Component data from apps and pages
——
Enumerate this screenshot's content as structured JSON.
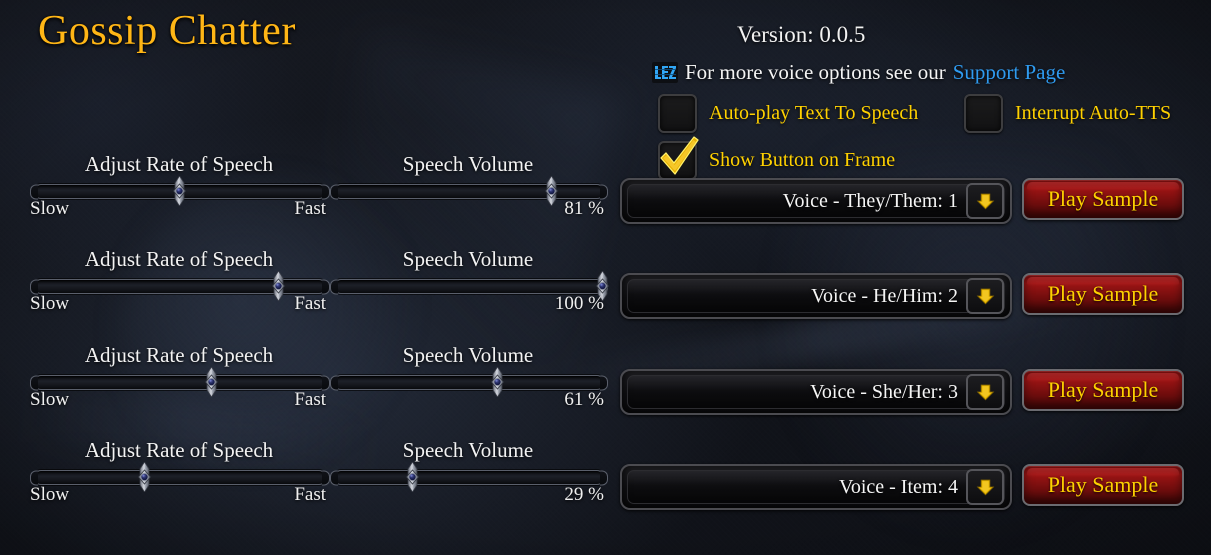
{
  "app": {
    "title": "Gossip Chatter",
    "version_label": "Version: 0.0.5",
    "title_color": "#ffb616"
  },
  "support": {
    "icon": "blizzard-icon",
    "text": "For more voice options see our",
    "link_label": "Support Page",
    "link_color": "#2f9bf0"
  },
  "checkboxes": [
    {
      "name": "auto-play-tts",
      "label": "Auto-play Text To Speech",
      "checked": false
    },
    {
      "name": "interrupt-auto-tts",
      "label": "Interrupt Auto-TTS",
      "checked": false
    },
    {
      "name": "show-button-on-frame",
      "label": "Show Button on Frame",
      "checked": true
    }
  ],
  "labels": {
    "rate_title": "Adjust Rate of Speech",
    "rate_min": "Slow",
    "rate_max": "Fast",
    "volume_title": "Speech Volume",
    "play_sample": "Play Sample",
    "dropdown_arrow_icon": "chevron-down-icon"
  },
  "rows": [
    {
      "rate_title": "Adjust Rate of Speech",
      "rate_min": "Slow",
      "rate_max": "Fast",
      "rate_percent": 50,
      "volume_title": "Speech Volume",
      "volume_value": "81 %",
      "volume_percent": 81,
      "voice_label": "Voice - They/Them: 1",
      "play_label": "Play Sample"
    },
    {
      "rate_title": "Adjust Rate of Speech",
      "rate_min": "Slow",
      "rate_max": "Fast",
      "rate_percent": 84,
      "volume_title": "Speech Volume",
      "volume_value": "100 %",
      "volume_percent": 100,
      "voice_label": "Voice - He/Him: 2",
      "play_label": "Play Sample"
    },
    {
      "rate_title": "Adjust Rate of Speech",
      "rate_min": "Slow",
      "rate_max": "Fast",
      "rate_percent": 61,
      "volume_title": "Speech Volume",
      "volume_value": "61 %",
      "volume_percent": 61,
      "voice_label": "Voice - She/Her: 3",
      "play_label": "Play Sample"
    },
    {
      "rate_title": "Adjust Rate of Speech",
      "rate_min": "Slow",
      "rate_max": "Fast",
      "rate_percent": 38,
      "volume_title": "Speech Volume",
      "volume_value": "29 %",
      "volume_percent": 29,
      "voice_label": "Voice - Item: 4",
      "play_label": "Play Sample"
    }
  ],
  "colors": {
    "gold": "#ffd100",
    "title_gold": "#ffb616",
    "link_blue": "#2f9bf0",
    "button_red": "#9c1414",
    "background": "#15181f"
  }
}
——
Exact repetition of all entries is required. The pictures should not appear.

• [EXERCISE RESULT]:
Enumerate this screenshot's content as structured JSON.
{
  "app": {
    "title": "Gossip Chatter",
    "version_label": "Version: 0.0.5",
    "title_color": "#ffb616"
  },
  "support": {
    "icon": "blizzard-icon",
    "text": "For more voice options see our",
    "link_label": "Support Page",
    "link_color": "#2f9bf0"
  },
  "checkboxes": [
    {
      "name": "auto-play-tts",
      "label": "Auto-play Text To Speech",
      "checked": false
    },
    {
      "name": "interrupt-auto-tts",
      "label": "Interrupt Auto-TTS",
      "checked": false
    },
    {
      "name": "show-button-on-frame",
      "label": "Show Button on Frame",
      "checked": true
    }
  ],
  "labels": {
    "rate_title": "Adjust Rate of Speech",
    "rate_min": "Slow",
    "rate_max": "Fast",
    "volume_title": "Speech Volume",
    "play_sample": "Play Sample",
    "dropdown_arrow_icon": "chevron-down-icon"
  },
  "rows": [
    {
      "rate_title": "Adjust Rate of Speech",
      "rate_min": "Slow",
      "rate_max": "Fast",
      "rate_percent": 50,
      "volume_title": "Speech Volume",
      "volume_value": "81 %",
      "volume_percent": 81,
      "voice_label": "Voice - They/Them: 1",
      "play_label": "Play Sample"
    },
    {
      "rate_title": "Adjust Rate of Speech",
      "rate_min": "Slow",
      "rate_max": "Fast",
      "rate_percent": 84,
      "volume_title": "Speech Volume",
      "volume_value": "100 %",
      "volume_percent": 100,
      "voice_label": "Voice - He/Him: 2",
      "play_label": "Play Sample"
    },
    {
      "rate_title": "Adjust Rate of Speech",
      "rate_min": "Slow",
      "rate_max": "Fast",
      "rate_percent": 61,
      "volume_title": "Speech Volume",
      "volume_value": "61 %",
      "volume_percent": 61,
      "voice_label": "Voice - She/Her: 3",
      "play_label": "Play Sample"
    },
    {
      "rate_title": "Adjust Rate of Speech",
      "rate_min": "Slow",
      "rate_max": "Fast",
      "rate_percent": 38,
      "volume_title": "Speech Volume",
      "volume_value": "29 %",
      "volume_percent": 29,
      "voice_label": "Voice - Item: 4",
      "play_label": "Play Sample"
    }
  ],
  "colors": {
    "gold": "#ffd100",
    "title_gold": "#ffb616",
    "link_blue": "#2f9bf0",
    "button_red": "#9c1414",
    "background": "#15181f"
  }
}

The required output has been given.